It’s also really, really predictable. You know going in that at best two people are going to walk out of the facility, and it’s not that hard to narrow it down to a final two. I had the survivor(s) pegged once it was clear that Sixpack was bringing something nasty onto the facility, and I was absolutely right.

Leviathan has good bones. It wants to be a lot better than it actually is, but it just can’t get the bat off its shoulder.

Why to watch Leviathan: Because combining Alien and The Thing sounds like the biggest of horror geek boners.
Why not to watch: The science is really, really dumb.


  1. I saw this back in '90 or '91, but sadly I remember nothing about it. I've been to get back to it. I'm not in rush though, and that sounds okay.

    1. It sort of is what it is. The idea is better than the execution, which is something it has in common with a lot of science fiction movies. That it's predictable just makes it a little less worth revisiting.

  2. I've heard of this film as Trent Reznor sampled bits of the film for one of the tracks in The Downward Spiral. I don't remember which track as I had never seen this as this looks cheesy but I might check it out one of these days out of boredom.

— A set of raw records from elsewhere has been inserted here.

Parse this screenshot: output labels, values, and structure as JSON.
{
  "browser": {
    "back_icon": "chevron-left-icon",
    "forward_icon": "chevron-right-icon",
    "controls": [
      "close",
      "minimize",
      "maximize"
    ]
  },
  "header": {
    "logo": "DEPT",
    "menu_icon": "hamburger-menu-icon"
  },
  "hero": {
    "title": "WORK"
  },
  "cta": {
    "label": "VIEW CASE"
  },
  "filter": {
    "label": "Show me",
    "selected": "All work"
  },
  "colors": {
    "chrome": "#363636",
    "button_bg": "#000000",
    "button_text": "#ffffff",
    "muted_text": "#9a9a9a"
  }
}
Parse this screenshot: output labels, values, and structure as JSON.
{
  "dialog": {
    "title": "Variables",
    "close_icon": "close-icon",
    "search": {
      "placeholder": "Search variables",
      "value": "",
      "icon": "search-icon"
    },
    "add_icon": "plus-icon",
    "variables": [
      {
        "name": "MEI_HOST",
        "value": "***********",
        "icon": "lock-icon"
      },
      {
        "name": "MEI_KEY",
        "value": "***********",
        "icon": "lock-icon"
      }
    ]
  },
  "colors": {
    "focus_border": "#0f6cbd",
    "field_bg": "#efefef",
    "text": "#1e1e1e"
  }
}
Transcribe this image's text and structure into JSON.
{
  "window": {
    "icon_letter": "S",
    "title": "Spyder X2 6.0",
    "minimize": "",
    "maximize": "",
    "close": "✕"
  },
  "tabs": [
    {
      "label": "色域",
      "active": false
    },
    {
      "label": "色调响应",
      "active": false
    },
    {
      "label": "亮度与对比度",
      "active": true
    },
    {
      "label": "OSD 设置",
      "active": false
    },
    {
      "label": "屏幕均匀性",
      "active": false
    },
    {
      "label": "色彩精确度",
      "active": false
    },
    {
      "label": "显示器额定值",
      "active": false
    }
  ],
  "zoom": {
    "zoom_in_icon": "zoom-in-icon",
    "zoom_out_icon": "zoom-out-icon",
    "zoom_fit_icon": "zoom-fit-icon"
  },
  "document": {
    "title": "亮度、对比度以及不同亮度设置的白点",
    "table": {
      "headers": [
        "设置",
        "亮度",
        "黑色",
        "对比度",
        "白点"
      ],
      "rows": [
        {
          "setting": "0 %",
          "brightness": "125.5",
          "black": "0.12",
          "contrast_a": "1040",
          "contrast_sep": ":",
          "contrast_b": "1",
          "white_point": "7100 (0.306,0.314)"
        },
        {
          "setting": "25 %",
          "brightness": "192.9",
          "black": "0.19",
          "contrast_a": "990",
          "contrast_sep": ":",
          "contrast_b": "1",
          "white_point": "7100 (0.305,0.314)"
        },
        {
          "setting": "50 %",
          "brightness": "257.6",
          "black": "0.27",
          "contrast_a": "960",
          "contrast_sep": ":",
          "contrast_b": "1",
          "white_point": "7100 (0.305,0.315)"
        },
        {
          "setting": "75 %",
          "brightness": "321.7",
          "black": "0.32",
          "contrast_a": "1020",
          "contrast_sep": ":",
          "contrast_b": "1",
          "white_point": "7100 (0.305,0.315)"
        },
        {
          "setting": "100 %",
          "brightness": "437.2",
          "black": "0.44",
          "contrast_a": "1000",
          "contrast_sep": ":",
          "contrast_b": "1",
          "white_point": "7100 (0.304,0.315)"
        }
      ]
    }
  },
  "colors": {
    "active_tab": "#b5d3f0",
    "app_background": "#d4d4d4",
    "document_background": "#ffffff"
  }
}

    1. The song in question is Reptile, and if you didn't know it was a sample from a movie, you wouldn't be able to figure it out.

      Cheesy is about right. It's pretty much by-the-numbers.

    2. Thank you. I know Reznor is known for sampling films into his music as it's often obscure and such. He does it cleverly.

  3. I remember the year this came out deep sea adventures/dramas were all the rage. There was The Abyss, The Rift, Deep Star Six, this and probably one or two others but not a single one of them were that great. Cameron's Abyss came closest but it was too long and rather messy.

    This one was on the ridiculous side though I'm always happy to see Meg Foster anywhere.

    1. I like Meg Foster. She's staggeringly recognizable because of her eyes.

      There's a very weird little subgenre of underwater adventure films. And there is precedent for movies with the same basic plot all coming out in the same year--I guess 1989 was "deep sea adventure" year, like 1997 was "volcanoes erupt on the West Coast" year.